Category Uncategorized

Theodicy and Real-World Justifications

Two recent articles have raised the question of politicians and divine authority. At the Daily Beast, Andrew Sullivan asks why Mitt Romney has never challenged the authority of his church’s institutional racism. Meanwhile, Sarah Posner at Religion Dispatches takes the occasion of the latest regressive statement on rape by a Republican candidate to challenge the […]

The Beginnings of the Red Mass of Washington

Prompted by Marie Griffith’s post over at Religion and Politics, and spurred on by the happenstance of reading a related document while doing unrelated research the night before, I thought I’d take a look today at the history of the beginnings of the “Red Mass” in Washington, DC.  This mass, dedicated to the legal profession, […]

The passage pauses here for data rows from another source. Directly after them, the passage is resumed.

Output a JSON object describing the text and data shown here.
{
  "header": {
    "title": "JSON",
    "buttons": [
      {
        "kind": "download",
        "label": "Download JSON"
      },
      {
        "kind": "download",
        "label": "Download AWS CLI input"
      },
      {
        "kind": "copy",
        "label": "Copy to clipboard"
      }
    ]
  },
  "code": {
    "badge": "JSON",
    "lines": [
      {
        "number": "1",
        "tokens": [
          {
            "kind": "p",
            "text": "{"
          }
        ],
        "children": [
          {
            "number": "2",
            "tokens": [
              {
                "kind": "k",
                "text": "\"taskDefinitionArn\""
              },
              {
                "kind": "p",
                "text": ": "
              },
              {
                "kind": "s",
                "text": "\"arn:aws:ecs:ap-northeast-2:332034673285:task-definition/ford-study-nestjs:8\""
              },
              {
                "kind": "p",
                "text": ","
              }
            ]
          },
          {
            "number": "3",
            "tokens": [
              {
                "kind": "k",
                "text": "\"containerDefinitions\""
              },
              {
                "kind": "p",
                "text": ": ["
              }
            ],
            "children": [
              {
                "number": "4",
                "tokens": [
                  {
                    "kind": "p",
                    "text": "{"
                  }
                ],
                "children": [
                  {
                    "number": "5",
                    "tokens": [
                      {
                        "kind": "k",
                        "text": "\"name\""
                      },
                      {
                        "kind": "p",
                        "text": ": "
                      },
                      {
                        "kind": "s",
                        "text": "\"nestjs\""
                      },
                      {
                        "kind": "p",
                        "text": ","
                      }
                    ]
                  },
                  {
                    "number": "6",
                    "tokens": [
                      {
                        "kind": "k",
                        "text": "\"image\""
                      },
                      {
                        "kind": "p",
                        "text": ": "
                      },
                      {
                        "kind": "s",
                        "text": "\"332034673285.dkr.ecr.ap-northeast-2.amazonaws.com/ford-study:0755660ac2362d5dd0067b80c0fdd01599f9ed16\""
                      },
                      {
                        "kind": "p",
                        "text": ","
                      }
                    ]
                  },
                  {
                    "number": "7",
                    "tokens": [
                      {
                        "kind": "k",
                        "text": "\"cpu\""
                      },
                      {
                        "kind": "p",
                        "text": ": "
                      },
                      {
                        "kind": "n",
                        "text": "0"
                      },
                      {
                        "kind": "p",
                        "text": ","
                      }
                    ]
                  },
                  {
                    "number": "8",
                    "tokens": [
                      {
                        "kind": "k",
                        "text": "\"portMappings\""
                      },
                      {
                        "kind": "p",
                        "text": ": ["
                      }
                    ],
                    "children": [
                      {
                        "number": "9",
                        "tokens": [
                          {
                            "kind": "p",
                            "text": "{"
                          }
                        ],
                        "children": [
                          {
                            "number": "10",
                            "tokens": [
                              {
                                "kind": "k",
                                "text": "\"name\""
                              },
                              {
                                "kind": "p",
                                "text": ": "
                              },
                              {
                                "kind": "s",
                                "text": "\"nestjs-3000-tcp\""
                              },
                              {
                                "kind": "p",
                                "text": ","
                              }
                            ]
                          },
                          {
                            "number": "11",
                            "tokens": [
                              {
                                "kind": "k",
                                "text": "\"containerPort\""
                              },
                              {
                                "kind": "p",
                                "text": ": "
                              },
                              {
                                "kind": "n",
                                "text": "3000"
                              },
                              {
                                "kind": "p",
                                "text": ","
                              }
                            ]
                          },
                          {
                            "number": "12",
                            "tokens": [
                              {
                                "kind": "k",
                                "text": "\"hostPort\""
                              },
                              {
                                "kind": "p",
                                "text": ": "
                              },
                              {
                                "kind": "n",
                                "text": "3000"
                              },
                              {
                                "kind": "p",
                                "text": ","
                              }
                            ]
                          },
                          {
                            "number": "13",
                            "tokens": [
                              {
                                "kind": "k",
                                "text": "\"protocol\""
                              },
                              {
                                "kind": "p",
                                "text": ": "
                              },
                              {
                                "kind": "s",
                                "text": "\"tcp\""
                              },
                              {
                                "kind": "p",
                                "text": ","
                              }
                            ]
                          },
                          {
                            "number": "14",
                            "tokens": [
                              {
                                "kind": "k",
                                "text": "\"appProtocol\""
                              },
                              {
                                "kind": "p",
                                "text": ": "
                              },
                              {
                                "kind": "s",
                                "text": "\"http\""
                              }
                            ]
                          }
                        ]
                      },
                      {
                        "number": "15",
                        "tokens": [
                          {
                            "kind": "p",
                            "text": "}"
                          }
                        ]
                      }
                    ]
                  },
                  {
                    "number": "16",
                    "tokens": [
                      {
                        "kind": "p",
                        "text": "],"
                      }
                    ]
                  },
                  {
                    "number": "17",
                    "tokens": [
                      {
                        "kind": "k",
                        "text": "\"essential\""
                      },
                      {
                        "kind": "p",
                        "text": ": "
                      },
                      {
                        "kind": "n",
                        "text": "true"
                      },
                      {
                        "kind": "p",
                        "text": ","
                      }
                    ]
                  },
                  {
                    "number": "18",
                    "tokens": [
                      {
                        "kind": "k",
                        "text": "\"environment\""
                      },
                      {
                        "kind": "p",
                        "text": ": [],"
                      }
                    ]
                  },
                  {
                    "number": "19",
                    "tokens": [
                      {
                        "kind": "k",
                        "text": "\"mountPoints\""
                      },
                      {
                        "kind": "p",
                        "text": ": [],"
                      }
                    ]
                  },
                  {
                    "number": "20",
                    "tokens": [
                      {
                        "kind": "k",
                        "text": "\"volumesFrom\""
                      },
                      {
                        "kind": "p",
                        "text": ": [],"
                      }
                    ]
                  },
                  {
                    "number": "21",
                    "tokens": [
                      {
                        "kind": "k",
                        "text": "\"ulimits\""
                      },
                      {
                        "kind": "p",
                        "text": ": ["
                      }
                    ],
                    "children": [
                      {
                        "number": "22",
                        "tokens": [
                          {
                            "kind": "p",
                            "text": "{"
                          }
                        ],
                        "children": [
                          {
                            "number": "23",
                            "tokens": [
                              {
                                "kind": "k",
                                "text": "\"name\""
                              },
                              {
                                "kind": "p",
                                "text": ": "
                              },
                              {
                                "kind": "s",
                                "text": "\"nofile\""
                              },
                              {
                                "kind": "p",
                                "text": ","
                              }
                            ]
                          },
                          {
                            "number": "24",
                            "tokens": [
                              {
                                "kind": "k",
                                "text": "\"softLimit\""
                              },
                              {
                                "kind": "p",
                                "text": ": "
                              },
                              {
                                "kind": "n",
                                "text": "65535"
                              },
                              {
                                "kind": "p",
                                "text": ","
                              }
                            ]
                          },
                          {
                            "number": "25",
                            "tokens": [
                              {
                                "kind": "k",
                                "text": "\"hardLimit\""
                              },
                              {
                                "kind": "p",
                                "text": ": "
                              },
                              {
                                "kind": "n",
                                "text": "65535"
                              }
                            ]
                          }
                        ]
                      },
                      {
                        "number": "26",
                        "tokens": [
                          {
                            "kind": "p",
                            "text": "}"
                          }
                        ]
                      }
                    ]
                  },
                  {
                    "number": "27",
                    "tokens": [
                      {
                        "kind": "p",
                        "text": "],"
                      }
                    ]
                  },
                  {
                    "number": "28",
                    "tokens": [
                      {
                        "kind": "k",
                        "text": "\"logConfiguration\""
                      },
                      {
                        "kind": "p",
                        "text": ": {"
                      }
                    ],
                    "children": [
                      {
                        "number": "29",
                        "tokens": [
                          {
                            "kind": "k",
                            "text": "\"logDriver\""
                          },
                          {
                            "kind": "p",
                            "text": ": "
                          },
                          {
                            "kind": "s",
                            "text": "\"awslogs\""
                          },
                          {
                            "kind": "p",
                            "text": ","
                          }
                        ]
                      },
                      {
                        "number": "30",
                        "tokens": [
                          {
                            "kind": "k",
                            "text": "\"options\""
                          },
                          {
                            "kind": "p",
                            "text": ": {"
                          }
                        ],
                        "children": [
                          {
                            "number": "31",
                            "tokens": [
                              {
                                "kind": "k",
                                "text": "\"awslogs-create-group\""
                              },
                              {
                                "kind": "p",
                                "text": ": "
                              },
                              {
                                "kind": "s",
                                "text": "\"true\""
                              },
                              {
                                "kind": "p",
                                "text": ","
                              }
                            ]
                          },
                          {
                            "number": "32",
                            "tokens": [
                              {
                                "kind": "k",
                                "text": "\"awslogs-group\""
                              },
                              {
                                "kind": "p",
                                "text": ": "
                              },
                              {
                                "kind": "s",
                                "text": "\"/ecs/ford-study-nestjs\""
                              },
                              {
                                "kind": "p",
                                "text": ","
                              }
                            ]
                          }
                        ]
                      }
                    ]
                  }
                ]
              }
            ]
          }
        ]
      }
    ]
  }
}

Jim Garlow and a 16th Century Russian Monk

What does Jim Garlow, pastor of Skyline Wesleyan Church in San Diego, have in common with Filofei, a Russian Orthodox monk who corresponded with Vasilii III, Grand Prince of Moscow, in 1515? I’ll give you a hint: it has to do with the apocalypse. On “Today’s Issues” with Tony Perkins and Tim Wildmon, Garlow announced […]

Huckabee’s Challenge to the Priests of Baal

Last Friday, in a conference call to support Todd Akin, Mike Huckabee invoked the biblical story of Elijah and the priests of Baal.  This showdown, from the eighteenth chapter of 1st Kings, depicts Elijah testing the powers of his god against those of Baal.  Both sides prepare a bull for sacrifice on their respective altars, […]

What Frightened Fosdick?

Today, Harry Emerson Fosdick is most well known–at least among people who pay attention to this kind of thing–for his 1922 sermon “Shall the Fundamentalists Win?” in which he argued for the principle of tolerance in liberal Protestantism.  Fosdick’s sermon is often cited as one of the nails in the coffin of fundamentalism, although we […]

Christianity, Socialism, and the First Red Scare

The 1920s and 30s produced many “red lists” documenting real and imagined communist influence and subversion in America.  Elizabeth Dilling’s The Red Network was the most famous (just ask Glenn Beck), and certainly the most amusing in hindsight, but the interwar years also had the American Legion’s ISMs, Blair Coán’s The Red Web, and R. […]

Buckley and the Warriors of the Apocalypse

When Max Eastman took exception to the idea that atheists could not fight communism, William F. Buckley Jr. argued in a 1962 Los Angeles Times editorial that “atheists are less likely than Christians (or any other religious people) to put up the only kind of a fight that is truly relevant in the age of […]